When Citizens Sense Pollution

Even with an increasing number of successful citizen science programs around the world, there is often some level of concern raised by scientists, politicians, and other key stakeholders about the credibility of data collected through citizen-led monitoring programs. At the same time, there are entities which support citizen science generated data with the consensus that ‘citizen sensing’ can help provide additional environmental data in areas where monitoring infrastructure is currently absent or limited (Gabrys et al., 2016). The overall support garnered in the whole ‘citizen sensing’ approach revolves majorly around the fact that this practice could lead to ‘indicative measurements’ about environmental pollution. If scientists can rely on indicative organisms (e.g. lichens) to study patterns and changes in environmental conditions, then having access to additional ‘indicative measurements’ of pollution through low-cost sensors should also be beneficial.

Just Good Enough (Data) for the Environment

Rising above the criticism faced from certain constituencies about citizen data, here we discuss how these data sets can go forward in generating impactful ‘data stories’ and help in initiating dialogues with environmental regulators, scientists, and policy makers. Data stories can be compelling as they provide more insight into environmental pollution over time and space. The consensus is not to replace ongoing academic laboratory research or agency led monitoring projects, but adding on to these results and reports with indicative trends and “just good enough data” supporting larger environmental goals (Gabrys et al., 2016).

 

Operation Healthy Air
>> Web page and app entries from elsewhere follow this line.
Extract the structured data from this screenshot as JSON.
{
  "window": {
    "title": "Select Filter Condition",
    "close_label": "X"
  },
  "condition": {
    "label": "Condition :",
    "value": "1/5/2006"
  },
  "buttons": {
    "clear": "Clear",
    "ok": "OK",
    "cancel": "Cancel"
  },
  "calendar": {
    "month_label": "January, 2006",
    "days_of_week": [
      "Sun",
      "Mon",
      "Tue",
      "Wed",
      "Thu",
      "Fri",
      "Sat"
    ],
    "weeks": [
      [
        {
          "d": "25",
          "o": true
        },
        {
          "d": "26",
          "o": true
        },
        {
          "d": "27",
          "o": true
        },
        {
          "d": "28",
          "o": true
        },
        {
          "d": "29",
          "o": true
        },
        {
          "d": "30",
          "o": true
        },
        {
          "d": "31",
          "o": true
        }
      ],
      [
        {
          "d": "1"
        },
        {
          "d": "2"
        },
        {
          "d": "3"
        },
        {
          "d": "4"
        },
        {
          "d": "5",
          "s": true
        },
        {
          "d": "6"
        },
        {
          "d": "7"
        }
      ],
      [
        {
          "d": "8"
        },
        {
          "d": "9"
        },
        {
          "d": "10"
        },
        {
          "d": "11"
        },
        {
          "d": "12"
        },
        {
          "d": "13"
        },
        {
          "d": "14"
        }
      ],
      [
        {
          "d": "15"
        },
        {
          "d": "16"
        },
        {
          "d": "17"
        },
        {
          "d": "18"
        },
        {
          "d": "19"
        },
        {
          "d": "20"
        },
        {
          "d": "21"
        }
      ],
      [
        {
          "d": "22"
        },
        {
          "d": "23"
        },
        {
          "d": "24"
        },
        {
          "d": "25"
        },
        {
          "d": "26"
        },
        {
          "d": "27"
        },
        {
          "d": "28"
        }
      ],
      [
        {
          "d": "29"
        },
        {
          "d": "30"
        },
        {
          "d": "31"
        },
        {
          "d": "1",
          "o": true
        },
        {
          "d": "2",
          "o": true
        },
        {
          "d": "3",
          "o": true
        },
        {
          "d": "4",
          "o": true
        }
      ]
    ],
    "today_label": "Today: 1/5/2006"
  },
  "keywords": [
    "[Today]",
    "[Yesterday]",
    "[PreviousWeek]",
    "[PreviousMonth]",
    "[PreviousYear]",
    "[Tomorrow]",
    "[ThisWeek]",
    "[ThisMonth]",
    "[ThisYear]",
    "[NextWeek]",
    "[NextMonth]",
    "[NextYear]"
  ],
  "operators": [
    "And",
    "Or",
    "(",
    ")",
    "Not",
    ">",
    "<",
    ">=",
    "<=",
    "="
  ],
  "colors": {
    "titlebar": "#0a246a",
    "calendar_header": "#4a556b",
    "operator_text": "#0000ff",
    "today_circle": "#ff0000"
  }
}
Acknowledging the crucial role which citizen sensing projects can play in generating evidence-worthy data stories, we are launching the Operation Healthy Air (OHA) project in California this summer. The goal of the program is to understand how local habitats (trees and water bodies) and human-made infrastructure (such as buildings and pavements) affect air quality and temperature. After identifying and building a local citizen network, air sensors will be distributed which have the ability to detect temperature, humidity, and atmospheric ozone levels.

 

The top five objectives of the OHA project are:

  1. Getting access to air quality data in areas where there is relative absence of monitoring
  2. Gathering data over longer monitoring periods, versus episodic and random time points
  3. Identifying patterns and trends in the data and tying them with the findings from research and government led air sensor data
  4. Using the data to develop some predictive models for our climate study goals
  5. Identifying geographic areas and locations which may need follow-up monitoring
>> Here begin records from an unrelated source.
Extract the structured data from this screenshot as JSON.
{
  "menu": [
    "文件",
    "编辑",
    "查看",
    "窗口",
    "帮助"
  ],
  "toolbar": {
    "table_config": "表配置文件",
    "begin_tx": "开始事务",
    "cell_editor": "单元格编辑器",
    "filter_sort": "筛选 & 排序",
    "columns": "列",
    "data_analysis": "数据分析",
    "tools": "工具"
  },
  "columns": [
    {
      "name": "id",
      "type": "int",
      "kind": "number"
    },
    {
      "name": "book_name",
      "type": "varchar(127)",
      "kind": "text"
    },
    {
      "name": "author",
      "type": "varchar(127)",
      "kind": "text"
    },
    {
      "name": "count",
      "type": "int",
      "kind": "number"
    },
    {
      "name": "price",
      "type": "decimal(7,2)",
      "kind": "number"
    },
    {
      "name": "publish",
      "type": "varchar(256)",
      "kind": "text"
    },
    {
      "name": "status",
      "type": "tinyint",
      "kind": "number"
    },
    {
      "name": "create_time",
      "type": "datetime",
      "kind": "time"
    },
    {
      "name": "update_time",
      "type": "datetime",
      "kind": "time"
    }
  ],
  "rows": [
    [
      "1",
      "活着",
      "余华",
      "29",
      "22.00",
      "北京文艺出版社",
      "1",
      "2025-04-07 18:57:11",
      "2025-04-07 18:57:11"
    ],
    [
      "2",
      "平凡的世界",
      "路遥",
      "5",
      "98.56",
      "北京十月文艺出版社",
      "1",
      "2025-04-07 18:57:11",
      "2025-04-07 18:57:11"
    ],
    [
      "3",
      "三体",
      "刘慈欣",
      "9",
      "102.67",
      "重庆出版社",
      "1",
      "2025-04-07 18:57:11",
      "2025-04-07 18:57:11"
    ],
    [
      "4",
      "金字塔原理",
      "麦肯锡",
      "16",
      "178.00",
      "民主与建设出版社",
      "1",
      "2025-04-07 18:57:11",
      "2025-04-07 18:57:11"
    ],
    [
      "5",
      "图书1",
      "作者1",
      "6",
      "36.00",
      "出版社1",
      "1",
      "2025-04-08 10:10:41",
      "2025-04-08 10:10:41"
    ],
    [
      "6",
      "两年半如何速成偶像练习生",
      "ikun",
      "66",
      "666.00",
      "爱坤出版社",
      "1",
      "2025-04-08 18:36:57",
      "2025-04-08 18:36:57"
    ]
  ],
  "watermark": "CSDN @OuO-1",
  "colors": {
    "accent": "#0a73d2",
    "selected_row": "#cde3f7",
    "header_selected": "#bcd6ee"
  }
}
Finally, we hope the OHA project will help in developing data stories with patterns, trends, and ‘just good enough data’ to present them to our regulators and scientific partners.

Overall, the OHA data story will help answer three central questions:

  • If, where, and to what extent are current air-pollution events occurring?
  • Do we need improved air quality regulations from local government and increased accountability from industry?
  • Is there a requirement for more investment in air quality infrastructure?

 

If you wish to help find answers to these questions and participate as a citizen scientist in one of our pilot sampling campaigns for OHA in Long Beach, Chino, and the Inland Empire this summer, then keep in touch with us through Facebook and subscribe to our monthly newsletter. Next year, we also plan to expand the program to greater Los Angeles and other cities. Stay in touch to be a part of our citizen data stories.